2. A resurgence from a (hopefully) healthy Patric Hornqvist. Hornqvist’s status as a team leader and gritty forward with a non-stop motor masked the fact that his play rapidly deteriorated in the second half of the season, to the point where he was a complete non-factor offensively. It was a stunning slump after a strong first half. The thing that stands out about that is there is a pretty firm line that separated his season. That line was another head injury that kept him out of the lineup midway through the season. Was it a fluke slump? Was it a result of the injury? Was it a sign of things to come for him in the future now that he is 32 years old? A combination of all three? Whatever it was, the Penguins have Hornqvist signed for four more years at more than $5 million per season. The work ethic and effort are great, but at that price the Penguins need him to produce more than he did this past year or that contract will quickly turn into another drain on the salary cap.

3. Some young players need to emerge. The big focus during their mid-season turnaround in 2015-16 was on the coaching change. But there was another element at play: A bunch of young players became impact players at the same time (Murray, Conor Sheary, Bryan Rust, Tom Kuhnhackl; Guentzel a year later). The Penguins need that again. While the farm system is thin, there are some candidates to take big steps forward at the NHL level. Dominik Simon is polarizing because he is a favorite of the coaching staff and struggles to score goals, but he is a good defensive player and playmaker. Jared McCann is a favorite of the front office because they love his potential and he had a strong showing after the trade from Florida. He needs to show it was not a fluke. Dominik Kahun is an intriguing add from Chicago and is coming off a solid rookie season. And even though this might be for a couple years down the line, Pierre-Oliver Joseph is the exact type of defender they need to emerge and become a regular.

The three superstars at the top are the most important ingredient. But they are only part of the recipe. These three keys are just as important.
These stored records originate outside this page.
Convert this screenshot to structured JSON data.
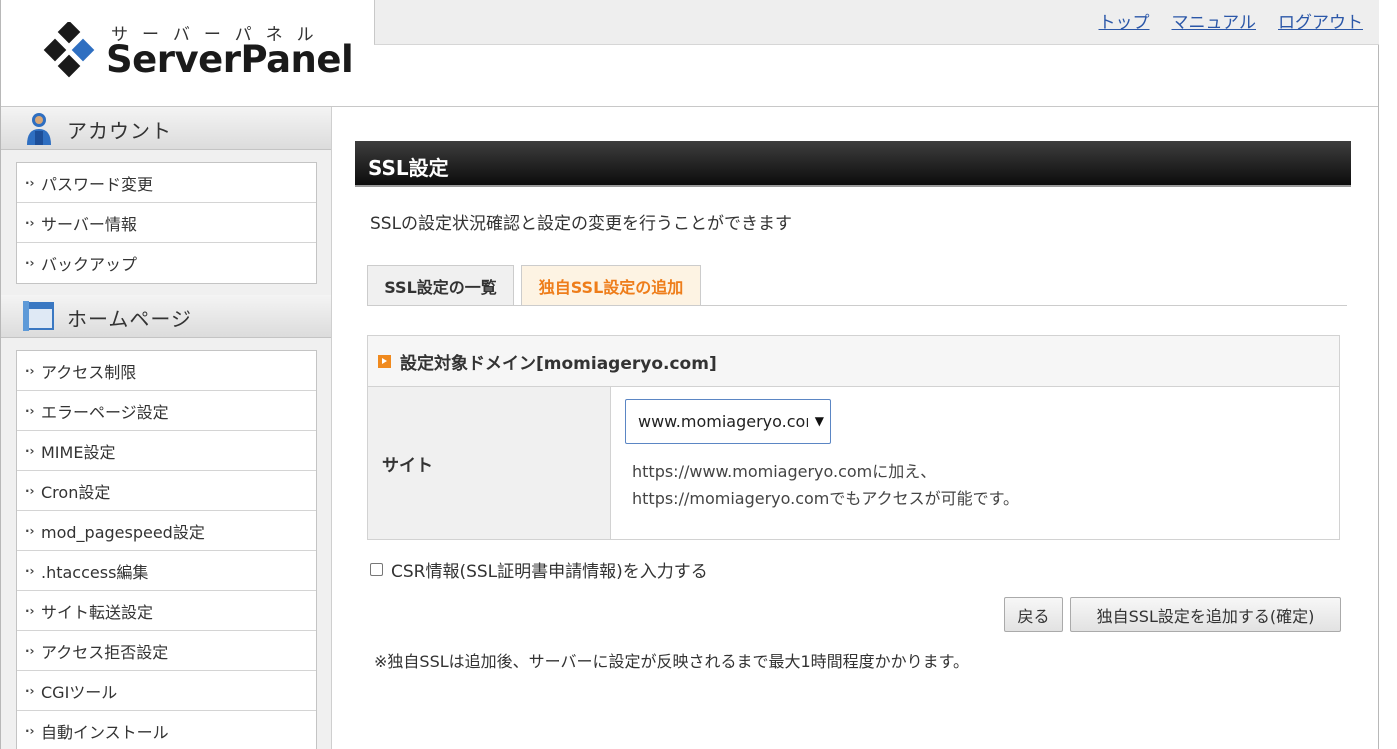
{
  "logo": {
    "kana": "サーバーパネル",
    "name": "ServerPanel"
  },
  "topnav": {
    "items": [
      "トップ",
      "マニュアル",
      "ログアウト"
    ]
  },
  "sidebar": {
    "account": {
      "title": "アカウント",
      "items": [
        "パスワード変更",
        "サーバー情報",
        "バックアップ"
      ]
    },
    "homepage": {
      "title": "ホームページ",
      "items": [
        "アクセス制限",
        "エラーページ設定",
        "MIME設定",
        "Cron設定",
        "mod_pagespeed設定",
        ".htaccess編集",
        "サイト転送設定",
        "アクセス拒否設定",
        "CGIツール",
        "自動インストール"
      ]
    }
  },
  "main": {
    "title": "SSL設定",
    "description": "SSLの設定状況確認と設定の変更を行うことができます",
    "tabs": [
      "SSL設定の一覧",
      "独自SSL設定の追加"
    ],
    "active_tab": "独自SSL設定の追加",
    "panel": {
      "heading": "設定対象ドメイン[momiageryo.com]",
      "site_label": "サイト",
      "site_value": "www.momiageryo.com",
      "note_line1": "https://www.momiageryo.comに加え、",
      "note_line2": "https://momiageryo.comでもアクセスが可能です。"
    },
    "csr_label": "CSR情報(SSL証明書申請情報)を入力する",
    "csr_checked": false,
    "back_button": "戻る",
    "confirm_button": "独自SSL設定を追加する(確定)",
    "footnote": "※独自SSLは追加後、サーバーに設定が反映されるまで最大1時間程度かかります。"
  },
  "colors": {
    "link": "#2b57a8",
    "active_tab": "#ee7d1a",
    "logo_blue": "#2f6fc1"
  }
}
MORE:
• ProHockeyTalk’s 2019 NHL free agency tracker
• Your 2019-20 NHL on NBC TV schedule

Adam Gretz is a writer for Pro Hockey Talk on NBC Sports. Drop him a line at phtblog@nbcsports.com or follow him on Twitter @AGretz.